In addition to appearing twice a month in court for a hearing, participants are expected to attend treatment and support groups as assigned, perform mandatory drug and alcohol testing, check in with probation, and perform other services as required. Judge Hatty, while presiding over the docket twice per month, is conversational with the participants. He engages them with lots of quick, friendly banter, while also making sure they are staying on track with their treatment and other numerous obligations. He ends each hearing by asking the participant to tell him something good about their life at the moment. The Court is the largest Specialty Court in Livingston County with double the amount of participants as in the Intensive Treatment Mental Health Court and six times as many as the Veterans Treatment Court. Last year, it served 90 participants and is by far the most expensive of the county’s three courts, with an annual budget of about half a million dollars a year, roughly two and a half times more than the other two courts combined. But for Judge Hatty, based on what he’s seen the cost-benefit of the program is incalculable. “It’s Infinity. You can’t really put a dollar amount on it because if you were to quantify the ability of a father to be able to love his kid again without having to worry about the monkey on his back of addiction. You can’t put a dollar figure on it for the kid. The kid’s got his parents back. If you want to quantify it in dollars and cents, you couldn’t. And that’s really how broad and how great this program is.”

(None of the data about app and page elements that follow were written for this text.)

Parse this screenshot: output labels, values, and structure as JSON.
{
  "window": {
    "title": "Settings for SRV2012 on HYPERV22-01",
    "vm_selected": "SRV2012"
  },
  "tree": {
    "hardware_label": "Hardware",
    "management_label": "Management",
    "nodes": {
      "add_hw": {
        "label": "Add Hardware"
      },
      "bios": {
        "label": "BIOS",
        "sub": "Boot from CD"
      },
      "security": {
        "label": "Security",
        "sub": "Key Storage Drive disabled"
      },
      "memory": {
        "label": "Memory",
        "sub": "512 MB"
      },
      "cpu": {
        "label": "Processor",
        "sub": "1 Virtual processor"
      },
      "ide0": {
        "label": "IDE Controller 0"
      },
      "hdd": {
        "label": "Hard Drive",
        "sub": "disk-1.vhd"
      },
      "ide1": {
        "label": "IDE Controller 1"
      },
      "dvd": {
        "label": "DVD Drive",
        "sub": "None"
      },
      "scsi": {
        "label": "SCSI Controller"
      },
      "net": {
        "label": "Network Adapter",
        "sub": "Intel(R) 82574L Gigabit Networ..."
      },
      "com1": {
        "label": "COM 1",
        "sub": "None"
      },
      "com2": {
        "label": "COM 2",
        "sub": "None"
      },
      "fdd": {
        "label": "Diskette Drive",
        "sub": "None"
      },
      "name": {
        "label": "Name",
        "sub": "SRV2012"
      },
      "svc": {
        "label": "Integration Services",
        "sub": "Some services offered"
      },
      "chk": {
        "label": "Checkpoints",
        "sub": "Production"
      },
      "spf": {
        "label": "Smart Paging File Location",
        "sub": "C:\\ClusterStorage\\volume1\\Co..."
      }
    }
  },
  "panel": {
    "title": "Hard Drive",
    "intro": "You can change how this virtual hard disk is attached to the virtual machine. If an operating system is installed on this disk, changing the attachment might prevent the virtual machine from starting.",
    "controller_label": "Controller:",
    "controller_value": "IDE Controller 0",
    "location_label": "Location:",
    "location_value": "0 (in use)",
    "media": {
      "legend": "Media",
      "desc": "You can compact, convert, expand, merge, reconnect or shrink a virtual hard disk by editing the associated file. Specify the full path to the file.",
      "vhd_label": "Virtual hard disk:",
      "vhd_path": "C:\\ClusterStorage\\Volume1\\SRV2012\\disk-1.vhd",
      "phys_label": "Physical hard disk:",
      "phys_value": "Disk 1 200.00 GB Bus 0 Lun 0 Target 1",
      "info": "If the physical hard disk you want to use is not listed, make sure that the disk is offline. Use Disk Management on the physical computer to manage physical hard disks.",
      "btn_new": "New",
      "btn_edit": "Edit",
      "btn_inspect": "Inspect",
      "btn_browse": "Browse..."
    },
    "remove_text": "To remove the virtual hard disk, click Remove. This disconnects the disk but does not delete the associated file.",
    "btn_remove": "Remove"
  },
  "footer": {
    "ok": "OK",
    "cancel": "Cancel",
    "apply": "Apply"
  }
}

John Furey is the clinical director for Livingston County Catholic Charities, which is the treatment provider for the court. He said in his time working with the court, he is extremely impressed with changes he sees in participants as they work through their treatment. Furey said, “And that’s one of the things you’ll see, is the change in a person from when they start to when they finish. When they graduate they get to talk, and they usually just say a few words, but almost everybody I’ve heard whose graduated has been very grateful. And they want to stay clean. And their prognosis to stay clean by completing the program is very good.”

Furey says, even in the circuit court, where participants face more difficulties and challenges with a drug felony on their record, the vast majority that stick with the program do very well. He said it really is a privilege “to be a part of a team that helps these guys and ladies get their lives back.”

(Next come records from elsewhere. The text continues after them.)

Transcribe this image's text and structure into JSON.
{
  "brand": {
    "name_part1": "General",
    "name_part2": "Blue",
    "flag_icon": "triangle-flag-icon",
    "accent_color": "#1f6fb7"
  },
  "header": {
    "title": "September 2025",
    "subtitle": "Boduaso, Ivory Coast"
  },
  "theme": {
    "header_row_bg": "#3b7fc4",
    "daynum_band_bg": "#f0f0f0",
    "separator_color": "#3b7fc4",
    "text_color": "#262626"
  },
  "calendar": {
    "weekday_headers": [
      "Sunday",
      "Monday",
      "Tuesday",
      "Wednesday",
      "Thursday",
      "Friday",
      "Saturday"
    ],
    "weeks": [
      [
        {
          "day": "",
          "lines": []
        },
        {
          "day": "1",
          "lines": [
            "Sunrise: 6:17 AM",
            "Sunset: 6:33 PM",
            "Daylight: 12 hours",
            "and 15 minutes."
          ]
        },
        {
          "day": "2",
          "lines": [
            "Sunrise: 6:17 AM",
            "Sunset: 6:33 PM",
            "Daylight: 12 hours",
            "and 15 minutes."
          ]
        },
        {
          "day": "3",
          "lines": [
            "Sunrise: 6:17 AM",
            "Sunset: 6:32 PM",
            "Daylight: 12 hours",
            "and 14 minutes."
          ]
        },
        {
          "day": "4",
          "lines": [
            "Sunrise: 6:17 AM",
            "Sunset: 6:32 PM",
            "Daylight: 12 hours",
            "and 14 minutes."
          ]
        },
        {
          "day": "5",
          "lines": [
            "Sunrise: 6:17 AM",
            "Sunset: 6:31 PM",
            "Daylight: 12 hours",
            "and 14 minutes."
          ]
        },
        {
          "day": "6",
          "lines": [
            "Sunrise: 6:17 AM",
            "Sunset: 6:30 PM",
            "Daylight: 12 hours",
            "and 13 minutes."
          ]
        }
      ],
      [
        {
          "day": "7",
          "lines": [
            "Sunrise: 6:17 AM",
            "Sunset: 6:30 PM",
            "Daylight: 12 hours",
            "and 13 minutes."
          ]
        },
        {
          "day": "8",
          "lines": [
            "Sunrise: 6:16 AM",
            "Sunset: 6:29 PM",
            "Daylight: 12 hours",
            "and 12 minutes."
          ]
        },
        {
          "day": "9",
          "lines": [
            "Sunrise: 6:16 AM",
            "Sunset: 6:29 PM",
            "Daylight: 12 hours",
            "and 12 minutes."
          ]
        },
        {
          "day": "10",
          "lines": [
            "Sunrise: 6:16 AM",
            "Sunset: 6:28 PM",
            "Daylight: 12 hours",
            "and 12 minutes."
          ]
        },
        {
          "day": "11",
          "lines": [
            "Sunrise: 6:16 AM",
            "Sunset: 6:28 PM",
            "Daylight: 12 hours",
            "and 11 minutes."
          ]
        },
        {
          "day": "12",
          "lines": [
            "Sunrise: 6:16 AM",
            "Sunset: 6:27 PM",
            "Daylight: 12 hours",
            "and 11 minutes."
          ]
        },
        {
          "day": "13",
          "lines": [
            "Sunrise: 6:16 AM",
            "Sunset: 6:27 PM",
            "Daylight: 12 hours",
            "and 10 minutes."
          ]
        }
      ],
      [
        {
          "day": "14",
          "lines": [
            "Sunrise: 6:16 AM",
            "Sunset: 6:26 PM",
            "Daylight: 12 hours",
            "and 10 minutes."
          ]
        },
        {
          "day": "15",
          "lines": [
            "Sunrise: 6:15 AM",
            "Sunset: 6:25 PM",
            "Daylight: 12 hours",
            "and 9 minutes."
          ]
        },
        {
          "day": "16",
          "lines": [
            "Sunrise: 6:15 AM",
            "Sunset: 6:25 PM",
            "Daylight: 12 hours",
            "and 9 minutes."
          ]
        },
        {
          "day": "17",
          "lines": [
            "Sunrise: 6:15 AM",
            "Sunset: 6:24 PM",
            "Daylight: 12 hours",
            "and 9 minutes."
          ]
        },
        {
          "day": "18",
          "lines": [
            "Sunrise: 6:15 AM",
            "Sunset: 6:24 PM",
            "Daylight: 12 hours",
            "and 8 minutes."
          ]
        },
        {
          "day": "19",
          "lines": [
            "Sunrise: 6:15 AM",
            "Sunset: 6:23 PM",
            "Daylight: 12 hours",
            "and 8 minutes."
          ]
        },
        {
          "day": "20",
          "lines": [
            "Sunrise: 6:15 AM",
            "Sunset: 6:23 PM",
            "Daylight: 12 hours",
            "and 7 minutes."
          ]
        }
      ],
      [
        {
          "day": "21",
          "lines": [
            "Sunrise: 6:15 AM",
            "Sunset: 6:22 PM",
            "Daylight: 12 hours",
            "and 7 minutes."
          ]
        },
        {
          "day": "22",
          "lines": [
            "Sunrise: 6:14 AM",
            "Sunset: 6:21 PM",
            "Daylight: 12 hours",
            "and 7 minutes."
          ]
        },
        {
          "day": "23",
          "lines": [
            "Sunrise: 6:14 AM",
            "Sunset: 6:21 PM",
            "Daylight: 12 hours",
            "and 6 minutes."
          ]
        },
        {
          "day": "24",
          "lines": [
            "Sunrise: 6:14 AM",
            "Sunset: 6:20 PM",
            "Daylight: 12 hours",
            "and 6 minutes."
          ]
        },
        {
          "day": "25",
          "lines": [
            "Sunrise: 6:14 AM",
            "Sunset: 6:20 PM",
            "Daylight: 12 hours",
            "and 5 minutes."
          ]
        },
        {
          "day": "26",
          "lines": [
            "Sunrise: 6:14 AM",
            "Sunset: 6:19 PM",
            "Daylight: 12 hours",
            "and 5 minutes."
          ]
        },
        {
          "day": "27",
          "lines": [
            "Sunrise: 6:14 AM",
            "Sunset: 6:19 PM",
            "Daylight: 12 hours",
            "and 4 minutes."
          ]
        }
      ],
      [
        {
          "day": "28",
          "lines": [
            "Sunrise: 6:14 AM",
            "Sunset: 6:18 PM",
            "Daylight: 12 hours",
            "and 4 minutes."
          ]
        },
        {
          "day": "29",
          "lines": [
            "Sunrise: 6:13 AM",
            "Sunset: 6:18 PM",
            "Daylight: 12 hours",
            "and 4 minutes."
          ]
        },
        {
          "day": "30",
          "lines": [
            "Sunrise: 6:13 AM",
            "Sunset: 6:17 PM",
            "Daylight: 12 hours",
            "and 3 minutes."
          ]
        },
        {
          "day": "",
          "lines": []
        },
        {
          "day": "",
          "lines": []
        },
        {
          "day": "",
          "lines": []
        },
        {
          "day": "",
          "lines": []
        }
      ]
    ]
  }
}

Sometimes, however, appointments are missed or a drug test is failed and sanctions are required. One participant violated his probation by refusing to attend outpatient rehabilitation and although he pleaded with Judge Hatty not to lock him up, the judge had little else to say other than that he’d been given a second chance and made the decision not to take advantage of it, leaving him no recourse but to place him in jail. Despite that example, DelVero said that as a prosecutor with this specialty court, the idea is to come up with sanctions for violations that are less focused on punishment, and more on addressing the issue so that it doesn’t happen again. She recognized that the initial process is intense and can be very overwhelming with a lot of appointments and obligations. DelVero continued, however, by saying that if the participant can get into the habits and through that initial phase, and really accept the idea of long-term sobriety, that this is the best kind of program they can have.

You can hear Mike Kruzman's report by Clicking Here

On Tuesday, WHMI will examine the Intensive Treatment Mental Health Court.

Picture 1 - Drug Court graduate - courtesy of
Picture 2 - Livingston County Drug Court 2018
Picture 3 - Judge Michael Hatty